(Entries taken from a collection)
###

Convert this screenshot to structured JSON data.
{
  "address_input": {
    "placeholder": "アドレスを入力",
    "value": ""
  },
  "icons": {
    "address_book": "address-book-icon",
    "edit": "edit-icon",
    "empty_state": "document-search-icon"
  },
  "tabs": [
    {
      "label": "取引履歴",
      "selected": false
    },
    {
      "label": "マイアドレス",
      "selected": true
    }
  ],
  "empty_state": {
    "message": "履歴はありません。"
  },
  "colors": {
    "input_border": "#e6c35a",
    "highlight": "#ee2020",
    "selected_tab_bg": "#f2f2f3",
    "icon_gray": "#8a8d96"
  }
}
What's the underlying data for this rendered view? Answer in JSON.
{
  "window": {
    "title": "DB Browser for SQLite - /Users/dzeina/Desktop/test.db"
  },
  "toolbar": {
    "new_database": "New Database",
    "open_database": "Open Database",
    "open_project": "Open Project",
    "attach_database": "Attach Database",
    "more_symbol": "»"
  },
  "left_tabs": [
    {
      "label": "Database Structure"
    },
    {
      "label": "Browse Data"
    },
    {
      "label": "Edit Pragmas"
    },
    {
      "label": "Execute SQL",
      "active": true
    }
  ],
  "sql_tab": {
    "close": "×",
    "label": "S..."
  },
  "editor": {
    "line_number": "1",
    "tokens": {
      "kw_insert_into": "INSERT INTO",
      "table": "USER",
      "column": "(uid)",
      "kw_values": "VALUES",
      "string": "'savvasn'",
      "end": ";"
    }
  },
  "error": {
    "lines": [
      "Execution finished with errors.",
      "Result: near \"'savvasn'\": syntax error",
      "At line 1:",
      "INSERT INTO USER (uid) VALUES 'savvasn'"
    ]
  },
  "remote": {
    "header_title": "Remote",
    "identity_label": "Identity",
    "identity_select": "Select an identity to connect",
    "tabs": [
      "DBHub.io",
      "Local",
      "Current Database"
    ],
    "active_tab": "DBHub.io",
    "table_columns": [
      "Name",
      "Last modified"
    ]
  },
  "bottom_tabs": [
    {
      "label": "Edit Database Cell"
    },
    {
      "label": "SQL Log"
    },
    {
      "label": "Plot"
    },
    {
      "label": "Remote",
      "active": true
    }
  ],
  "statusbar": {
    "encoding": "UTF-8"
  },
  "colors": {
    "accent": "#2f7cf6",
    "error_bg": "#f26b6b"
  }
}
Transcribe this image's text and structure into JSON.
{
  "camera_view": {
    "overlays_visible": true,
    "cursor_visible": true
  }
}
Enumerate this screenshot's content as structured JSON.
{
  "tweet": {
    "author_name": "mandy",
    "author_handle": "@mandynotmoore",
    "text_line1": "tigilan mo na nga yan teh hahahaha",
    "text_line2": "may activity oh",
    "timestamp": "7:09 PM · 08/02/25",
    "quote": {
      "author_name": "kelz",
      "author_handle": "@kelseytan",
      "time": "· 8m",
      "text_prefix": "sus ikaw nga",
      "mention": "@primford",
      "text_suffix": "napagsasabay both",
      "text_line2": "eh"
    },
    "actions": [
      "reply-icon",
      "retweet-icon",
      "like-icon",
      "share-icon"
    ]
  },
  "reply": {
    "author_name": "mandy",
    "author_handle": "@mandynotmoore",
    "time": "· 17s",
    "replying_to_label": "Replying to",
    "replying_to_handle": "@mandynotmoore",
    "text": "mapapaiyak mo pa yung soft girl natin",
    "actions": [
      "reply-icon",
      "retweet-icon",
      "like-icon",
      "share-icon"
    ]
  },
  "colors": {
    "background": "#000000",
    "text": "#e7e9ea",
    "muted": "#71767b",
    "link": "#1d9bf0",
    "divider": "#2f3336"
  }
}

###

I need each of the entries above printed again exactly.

Answer box:
Convert this screenshot to structured JSON data.
{
  "address_input": {
    "placeholder": "アドレスを入力",
    "value": ""
  },
  "icons": {
    "address_book": "address-book-icon",
    "edit": "edit-icon",
    "empty_state": "document-search-icon"
  },
  "tabs": [
    {
      "label": "取引履歴",
      "selected": false
    },
    {
      "label": "マイアドレス",
      "selected": true
    }
  ],
  "empty_state": {
    "message": "履歴はありません。"
  },
  "colors": {
    "input_border": "#e6c35a",
    "highlight": "#ee2020",
    "selected_tab_bg": "#f2f2f3",
    "icon_gray": "#8a8d96"
  }
}
What's the underlying data for this rendered view? Answer in JSON.
{
  "window": {
    "title": "DB Browser for SQLite - /Users/dzeina/Desktop/test.db"
  },
  "toolbar": {
    "new_database": "New Database",
    "open_database": "Open Database",
    "open_project": "Open Project",
    "attach_database": "Attach Database",
    "more_symbol": "»"
  },
  "left_tabs": [
    {
      "label": "Database Structure"
    },
    {
      "label": "Browse Data"
    },
    {
      "label": "Edit Pragmas"
    },
    {
      "label": "Execute SQL",
      "active": true
    }
  ],
  "sql_tab": {
    "close": "×",
    "label": "S..."
  },
  "editor": {
    "line_number": "1",
    "tokens": {
      "kw_insert_into": "INSERT INTO",
      "table": "USER",
      "column": "(uid)",
      "kw_values": "VALUES",
      "string": "'savvasn'",
      "end": ";"
    }
  },
  "error": {
    "lines": [
      "Execution finished with errors.",
      "Result: near \"'savvasn'\": syntax error",
      "At line 1:",
      "INSERT INTO USER (uid) VALUES 'savvasn'"
    ]
  },
  "remote": {
    "header_title": "Remote",
    "identity_label": "Identity",
    "identity_select": "Select an identity to connect",
    "tabs": [
      "DBHub.io",
      "Local",
      "Current Database"
    ],
    "active_tab": "DBHub.io",
    "table_columns": [
      "Name",
      "Last modified"
    ]
  },
  "bottom_tabs": [
    {
      "label": "Edit Database Cell"
    },
    {
      "label": "SQL Log"
    },
    {
      "label": "Plot"
    },
    {
      "label": "Remote",
      "active": true
    }
  ],
  "statusbar": {
    "encoding": "UTF-8"
  },
  "colors": {
    "accent": "#2f7cf6",
    "error_bg": "#f26b6b"
  }
}
Transcribe this image's text and structure into JSON.
{
  "camera_view": {
    "overlays_visible": true,
    "cursor_visible": true
  }
}
Enumerate this screenshot's content as structured JSON.
{
  "tweet": {
    "author_name": "mandy",
    "author_handle": "@mandynotmoore",
    "text_line1": "tigilan mo na nga yan teh hahahaha",
    "text_line2": "may activity oh",
    "timestamp": "7:09 PM · 08/02/25",
    "quote": {
      "author_name": "kelz",
      "author_handle": "@kelseytan",
      "time": "· 8m",
      "text_prefix": "sus ikaw nga",
      "mention": "@primford",
      "text_suffix": "napagsasabay both",
      "text_line2": "eh"
    },
    "actions": [
      "reply-icon",
      "retweet-icon",
      "like-icon",
      "share-icon"
    ]
  },
  "reply": {
    "author_name": "mandy",
    "author_handle": "@mandynotmoore",
    "time": "· 17s",
    "replying_to_label": "Replying to",
    "replying_to_handle": "@mandynotmoore",
    "text": "mapapaiyak mo pa yung soft girl natin",
    "actions": [
      "reply-icon",
      "retweet-icon",
      "like-icon",
      "share-icon"
    ]
  },
  "colors": {
    "background": "#000000",
    "text": "#e7e9ea",
    "muted": "#71767b",
    "link": "#1d9bf0",
    "divider": "#2f3336"
  }
}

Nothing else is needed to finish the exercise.